Thanks for your encouragement on the academic front! Keeping focused on your own work is indeed the best medicine for envy. :)

annacyclopedia said...

You are absolutely right that infertility makes it almost impossible to make other plans. It is so hard sometimes (although painfully obviouis to point out) that we don't know what's in the future. This sounds like one tough decision that will likely force a plethora of tough decisions in the future. When facing a leap of faith like this one, I sometimes like to spend time remembering that there may be benefits to the choice that I just can't see yet. I hope it is this way in your case, too, and that this becomes the point where things start falling into place.

kate said...

Ah, yes. I wrote about making the hard decision to move on from the "limbo" of waiting on a baby to come. For me, that means going back to school, but ultimately, I can relate to the feeling of holding off making the big decisions while waiting, waiting, waiting.

And, while I do not have a PhD, I began dating my now-husband just as he finished his research and began writing. And so I can also relate to the frustrations with trying to get that last chapter done. I wish you the best of luck with that. Sometimes I think that the only reason that H actually finished the diss is that he was hired as ABD with the understanding that he finish his PhD by the end of that school year. Otherwise, he may have lingered over it FOREVER!

Lisa said...

Lots of decisions, huh. Sounds like a good opportunity. I have a frequent traveler for a DH (who has moved me, a portable freelancer, 2,000 miles three times now), and while it can be very tough to work around that while making ttc a priority, it CAN be done. Even now, though, I wouldn't redo the career-based decisions we've made. I think that just comes down to both parties doing everything they can to ensure that they're on the same page about the decisions. Much luck to you! You'll know what's right for you!

Lisa at

Lisa Rullsenberg said...

Keep us all informed and you know where to find us anyway: we're all rooting for you both in managing this and finding a way through the practicalities. It can sometimes be that decisions that have been (reasonably) postponed become far less daunting once circumstances change. But either way, only you two will know what is right for you individually and as a couple. And as said, the benefits you may not be able to see yet may allow you a way of dealing with all the complicating factors - not least the fertility treatment - that are part of your lives.

the Babychaser: said...

Well, as you know from my recent rants, I have no easy answers about coping with the "absent" husband. 17 days a month is a lot. I actually like it when J's gone sometimes, but, as you pointed out, it could be a very different story with a screaming baby to care for.

You're probably making the right decision to go for it, but I'm not surprised it's causing you anxiety.
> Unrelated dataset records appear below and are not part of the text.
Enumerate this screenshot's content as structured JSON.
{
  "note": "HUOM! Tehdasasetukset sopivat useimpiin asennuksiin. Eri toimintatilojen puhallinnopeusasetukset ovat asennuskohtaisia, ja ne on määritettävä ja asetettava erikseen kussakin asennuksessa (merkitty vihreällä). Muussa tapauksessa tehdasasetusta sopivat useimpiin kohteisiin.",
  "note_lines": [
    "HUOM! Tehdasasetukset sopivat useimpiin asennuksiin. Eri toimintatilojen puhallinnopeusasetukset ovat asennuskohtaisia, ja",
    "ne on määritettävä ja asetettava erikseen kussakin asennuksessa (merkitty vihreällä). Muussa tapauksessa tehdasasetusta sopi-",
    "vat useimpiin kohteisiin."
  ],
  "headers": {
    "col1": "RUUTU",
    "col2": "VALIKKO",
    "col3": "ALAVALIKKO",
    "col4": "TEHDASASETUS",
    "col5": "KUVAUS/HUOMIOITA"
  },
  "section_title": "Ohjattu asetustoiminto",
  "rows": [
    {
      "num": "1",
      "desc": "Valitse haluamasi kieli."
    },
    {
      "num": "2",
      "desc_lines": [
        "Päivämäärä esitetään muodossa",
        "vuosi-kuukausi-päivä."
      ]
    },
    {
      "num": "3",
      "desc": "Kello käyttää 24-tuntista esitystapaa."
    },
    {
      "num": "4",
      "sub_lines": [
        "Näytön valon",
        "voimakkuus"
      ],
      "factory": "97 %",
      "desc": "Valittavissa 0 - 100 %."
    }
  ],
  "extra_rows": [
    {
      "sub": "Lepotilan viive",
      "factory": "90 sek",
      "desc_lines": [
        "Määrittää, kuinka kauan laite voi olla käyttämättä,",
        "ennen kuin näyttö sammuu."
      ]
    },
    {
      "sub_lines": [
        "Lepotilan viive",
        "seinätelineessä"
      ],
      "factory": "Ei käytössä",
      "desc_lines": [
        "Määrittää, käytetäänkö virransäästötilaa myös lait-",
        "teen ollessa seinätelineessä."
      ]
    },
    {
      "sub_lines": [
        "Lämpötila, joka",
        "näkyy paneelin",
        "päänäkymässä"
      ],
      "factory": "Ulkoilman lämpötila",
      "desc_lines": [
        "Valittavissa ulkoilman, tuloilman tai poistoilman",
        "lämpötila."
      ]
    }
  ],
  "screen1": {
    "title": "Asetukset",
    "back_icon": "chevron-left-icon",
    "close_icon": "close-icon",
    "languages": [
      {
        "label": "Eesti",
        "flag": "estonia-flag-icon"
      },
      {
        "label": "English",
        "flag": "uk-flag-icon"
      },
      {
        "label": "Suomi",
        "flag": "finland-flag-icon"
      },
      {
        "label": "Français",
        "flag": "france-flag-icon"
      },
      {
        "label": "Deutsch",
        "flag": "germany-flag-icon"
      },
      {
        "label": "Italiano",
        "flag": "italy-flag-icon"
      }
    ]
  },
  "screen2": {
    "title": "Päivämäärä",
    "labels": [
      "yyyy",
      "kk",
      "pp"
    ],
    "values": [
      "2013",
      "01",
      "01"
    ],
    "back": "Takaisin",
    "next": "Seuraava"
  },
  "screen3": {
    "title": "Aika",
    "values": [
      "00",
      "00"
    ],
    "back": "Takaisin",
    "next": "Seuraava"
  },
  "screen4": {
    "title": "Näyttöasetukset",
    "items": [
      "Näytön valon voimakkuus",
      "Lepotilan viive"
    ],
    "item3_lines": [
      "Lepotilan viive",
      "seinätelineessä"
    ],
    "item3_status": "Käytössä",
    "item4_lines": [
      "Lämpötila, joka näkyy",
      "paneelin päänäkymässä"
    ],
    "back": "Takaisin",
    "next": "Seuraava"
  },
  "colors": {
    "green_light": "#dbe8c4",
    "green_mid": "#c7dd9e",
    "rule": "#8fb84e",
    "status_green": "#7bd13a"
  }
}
Then again, ANY kind of change right now might be just what you both need to perk your life up again. God knows I'd love to be reminded that there's something to life other than trying to create one.